■ TASK BRIEF
If a line below contains the string "items", copy it out.

■ RECORDS FOR PROCESSING
------------

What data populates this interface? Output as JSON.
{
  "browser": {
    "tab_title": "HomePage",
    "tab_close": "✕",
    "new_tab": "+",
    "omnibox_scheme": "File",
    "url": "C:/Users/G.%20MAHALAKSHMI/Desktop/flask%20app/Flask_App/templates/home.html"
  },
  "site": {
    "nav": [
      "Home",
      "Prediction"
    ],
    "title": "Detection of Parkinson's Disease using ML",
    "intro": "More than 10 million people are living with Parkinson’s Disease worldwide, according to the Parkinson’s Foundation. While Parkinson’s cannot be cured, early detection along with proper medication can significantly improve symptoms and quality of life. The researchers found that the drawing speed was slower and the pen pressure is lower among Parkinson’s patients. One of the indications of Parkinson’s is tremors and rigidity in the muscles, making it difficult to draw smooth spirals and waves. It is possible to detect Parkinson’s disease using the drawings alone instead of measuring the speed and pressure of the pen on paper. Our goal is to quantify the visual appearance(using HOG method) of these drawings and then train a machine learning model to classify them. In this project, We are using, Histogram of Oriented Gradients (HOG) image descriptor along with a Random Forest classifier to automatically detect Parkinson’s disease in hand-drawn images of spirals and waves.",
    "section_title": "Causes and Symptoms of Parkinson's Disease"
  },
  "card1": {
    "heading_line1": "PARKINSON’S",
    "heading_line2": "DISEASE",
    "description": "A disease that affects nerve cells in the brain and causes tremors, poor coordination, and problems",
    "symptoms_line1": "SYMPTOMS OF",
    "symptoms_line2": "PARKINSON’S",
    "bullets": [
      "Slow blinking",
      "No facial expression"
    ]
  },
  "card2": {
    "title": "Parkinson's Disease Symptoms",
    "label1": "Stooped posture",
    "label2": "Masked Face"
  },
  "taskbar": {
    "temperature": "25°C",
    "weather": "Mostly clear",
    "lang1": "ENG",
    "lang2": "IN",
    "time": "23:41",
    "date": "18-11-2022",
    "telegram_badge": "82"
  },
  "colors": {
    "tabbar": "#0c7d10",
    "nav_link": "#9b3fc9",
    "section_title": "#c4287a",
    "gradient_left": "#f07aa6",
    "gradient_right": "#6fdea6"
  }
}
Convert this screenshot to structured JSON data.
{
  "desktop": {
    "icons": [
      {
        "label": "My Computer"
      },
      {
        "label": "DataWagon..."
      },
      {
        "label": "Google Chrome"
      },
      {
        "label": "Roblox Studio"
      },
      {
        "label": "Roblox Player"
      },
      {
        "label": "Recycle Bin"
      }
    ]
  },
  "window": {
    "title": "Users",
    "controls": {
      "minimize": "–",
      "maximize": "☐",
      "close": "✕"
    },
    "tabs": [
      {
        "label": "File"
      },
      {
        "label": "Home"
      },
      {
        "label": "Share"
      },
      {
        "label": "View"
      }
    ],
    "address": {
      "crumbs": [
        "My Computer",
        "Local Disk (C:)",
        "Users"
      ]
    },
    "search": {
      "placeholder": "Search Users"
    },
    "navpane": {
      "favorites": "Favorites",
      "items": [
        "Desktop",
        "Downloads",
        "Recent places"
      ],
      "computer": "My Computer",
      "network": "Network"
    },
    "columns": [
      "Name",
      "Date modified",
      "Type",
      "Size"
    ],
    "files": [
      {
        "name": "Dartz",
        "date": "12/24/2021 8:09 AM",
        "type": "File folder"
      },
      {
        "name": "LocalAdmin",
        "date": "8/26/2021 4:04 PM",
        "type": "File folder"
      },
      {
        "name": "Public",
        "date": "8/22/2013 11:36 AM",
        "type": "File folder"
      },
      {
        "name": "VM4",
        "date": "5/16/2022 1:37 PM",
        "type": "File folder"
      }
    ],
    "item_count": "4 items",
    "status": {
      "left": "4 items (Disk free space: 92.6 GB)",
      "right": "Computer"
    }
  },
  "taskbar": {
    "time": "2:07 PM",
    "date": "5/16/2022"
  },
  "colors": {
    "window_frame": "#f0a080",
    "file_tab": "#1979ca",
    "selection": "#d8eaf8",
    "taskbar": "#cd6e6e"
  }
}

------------

■ ANSWER FOR THE TASK
      "items": [
    "item_count": "4 items",
      "left": "4 items (Disk free space: 92.6 GB)",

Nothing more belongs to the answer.